I reject the liberal notion that in today’s fraught climate we have much more in common with those who are across the political aisle than we don’t. I am a Black female feminist from an immigrant family. I have nothing in common with people who voted for and continue to support the policies, not to mention the antics, of the current resident of the White House. I do not apologize. I have thought this through: You cannot be my ally and my annihilator at the same time.
To many liberals America has veered off its moral center and embraced a way of being in the world that is at odds with its storied past. They see this as a temporary detour, an era that will end abruptly and then be scrubbed out of the history books as seasoned and reasoned leadership takes the reins again.
I, however, wonder if this is America as it always was, finally and unabashedly claiming its true self. A country born of not one birth defect, as Condoleeza Rice calls slavery, but many. A country that has reduced its indigenous people to physical and emotional squalor. A country where Black and brown people fought in literally every war since the 1700s to secure their freedom and dignity, eventually walking point at rates disproportionate to their populations and dying in Korea and Vietnam, and now in ill-conceived and -fated wars in the Middle East. Let’s not even get started on gender inequality, domestic violence, pedophilia. That’s another post.
In gerrymandered America, where the one percent continues to make money hand over fist and the poor fight for crumbs and vote against their own interests, we must put on our big people drawers and realize that what Liberal America sees as an anomaly is really the way things are moving forward.
There is a whitelash in America against the idea that some people of color have risen above some whites in economic status. An impeccably educated and intelligent Black president and his equally intelligent and well-educated wife are affronts to those who feel that although they will never be wealthy, they should always be able to have their boot on the neck of a person of color.
A paternal first cousin of mine had a revealing conversation with a white “friend” of his. The bloke congratulated him, stating that the two of them had both done so well for themselves given that they were the first in their families to attend college. The truth is that my dad and his four siblings, the products of a rural Jamaican farming community, have nine international degrees between them. My father is an honors graduate of the Ivy League Cornell University. Now that, not the “friend’s” wishful thinking, is something to celebrate. But this white chap couldn’t imagine that my cousin, as a Black man, could come from a family whose achievements have surpassed his own. He simply invented a story he could live with.
That incident brings to mind an episode of This Week with George Stephanopoulos after Professor Henry Louis Gates, Jr., had been arrested for breaking into his own home in 2009. “What does he want,” the talking head George Will growled, red faced and petulant. “He has a Black president, a Black governor and a Black mayor.” I’ll answer that—something that panelists Stephanopoulos and Donna Brazile were too gobsmacked to do—he wants to not be arrested in his own home.
The idea that all these educated colored people were ordering his world was discomfiting to Will.
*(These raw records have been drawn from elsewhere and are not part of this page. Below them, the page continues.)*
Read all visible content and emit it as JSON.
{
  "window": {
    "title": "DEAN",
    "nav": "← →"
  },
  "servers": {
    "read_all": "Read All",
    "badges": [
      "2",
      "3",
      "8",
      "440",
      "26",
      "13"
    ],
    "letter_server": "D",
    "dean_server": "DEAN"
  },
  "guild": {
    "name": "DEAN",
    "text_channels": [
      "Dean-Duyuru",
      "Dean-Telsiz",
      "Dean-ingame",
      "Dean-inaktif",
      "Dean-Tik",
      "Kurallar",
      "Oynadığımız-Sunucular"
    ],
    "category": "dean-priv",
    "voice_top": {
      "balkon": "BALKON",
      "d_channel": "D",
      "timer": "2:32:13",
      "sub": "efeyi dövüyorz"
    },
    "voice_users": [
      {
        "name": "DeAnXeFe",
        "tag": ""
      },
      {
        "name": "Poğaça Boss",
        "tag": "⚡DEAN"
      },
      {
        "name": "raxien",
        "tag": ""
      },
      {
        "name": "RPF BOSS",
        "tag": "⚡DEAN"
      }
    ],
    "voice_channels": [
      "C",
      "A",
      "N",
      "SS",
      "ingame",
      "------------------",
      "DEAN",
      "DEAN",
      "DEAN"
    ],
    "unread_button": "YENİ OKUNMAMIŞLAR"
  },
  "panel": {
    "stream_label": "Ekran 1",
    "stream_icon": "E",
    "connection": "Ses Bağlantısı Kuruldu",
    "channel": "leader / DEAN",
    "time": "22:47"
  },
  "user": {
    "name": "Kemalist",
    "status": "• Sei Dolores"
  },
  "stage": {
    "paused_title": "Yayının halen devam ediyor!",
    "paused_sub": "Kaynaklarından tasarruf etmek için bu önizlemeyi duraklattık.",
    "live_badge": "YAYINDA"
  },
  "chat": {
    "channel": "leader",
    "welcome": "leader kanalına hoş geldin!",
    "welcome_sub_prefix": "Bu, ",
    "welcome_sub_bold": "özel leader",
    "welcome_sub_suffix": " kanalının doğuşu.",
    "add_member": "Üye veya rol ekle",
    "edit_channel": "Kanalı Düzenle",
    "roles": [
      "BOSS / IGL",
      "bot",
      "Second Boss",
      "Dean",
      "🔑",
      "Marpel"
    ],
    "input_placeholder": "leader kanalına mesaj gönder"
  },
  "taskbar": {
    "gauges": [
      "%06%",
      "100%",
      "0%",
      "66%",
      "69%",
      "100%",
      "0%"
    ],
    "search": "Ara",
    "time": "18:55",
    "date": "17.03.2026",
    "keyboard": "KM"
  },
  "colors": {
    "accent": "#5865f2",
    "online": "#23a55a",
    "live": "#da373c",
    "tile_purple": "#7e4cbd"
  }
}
Gates, who is world renowned, is the Alphonse Fletcher University Professor and Director of the Hutchins Center for African and African American Research at Harvard University. He is an Emmy Award-winning filmmaker, literary scholar, journalist and cultural critic. Will has taught at Harvard among other institutions (apparently without tenure). In Will’s mind Gates got his comeuppance; the arrest was the price for being educated while Black.
There is a segment of the American population that seethed for eight years over the idea of a Black president. It is evident in the Republican politicians who, in a sinister, treasonous meeting, decided to oppose the President at every turn to the detriment of the nation, and who tried to destroy his Black surrogates Susan Rice, Eric Holder and now Loretta Lynch when they couldn’t get him.
It is evident in the commentary of “good” people who found the President too cerebral, too professorial, too aloof, or who outright dismissed his Harvard education as no big deal, but could not express how they really felt about his blackness. It is evident in the rabid racist remarks that follow every mention of President Obama’s name, even now, seven months after he has left office. His detractors are like bitter girlfriends who’ve been dumped and just can’t move on. The current resident of the White House is expending much energy to expunge President Obama’s achievements rather than creating real, sustainable jobs for his followers. He, too, is like a jilted girlfriend (with small hands) who won’t let go. Sad.
For many of 45’s followers, the enemy of their enemy (people of color, immigrants, Muslims, smart women) is their friend. If 45 mooned Angela Merkel, the new leader of the free world, they would find a way to justify it: Diplomacy needs a shake-up, America First, she’s only a 4 out of 10, bossy women are annoying, his bum is perfect like the moon. The list of excuses would go on and on because their eyes are on the prize: the restoration of America to a place where people who are different from them (and women, including the 53 percent) are relegated to the back of the proverbial bus, once again. No rank statement or tantrum will make them veer from this goal.
So, Affirming Community, on this the 241st birthday of America, I ask, is this country temporarily veering off its moral center or are we indeed witnessing the birth of a nation unfettered by decency, convention and laws?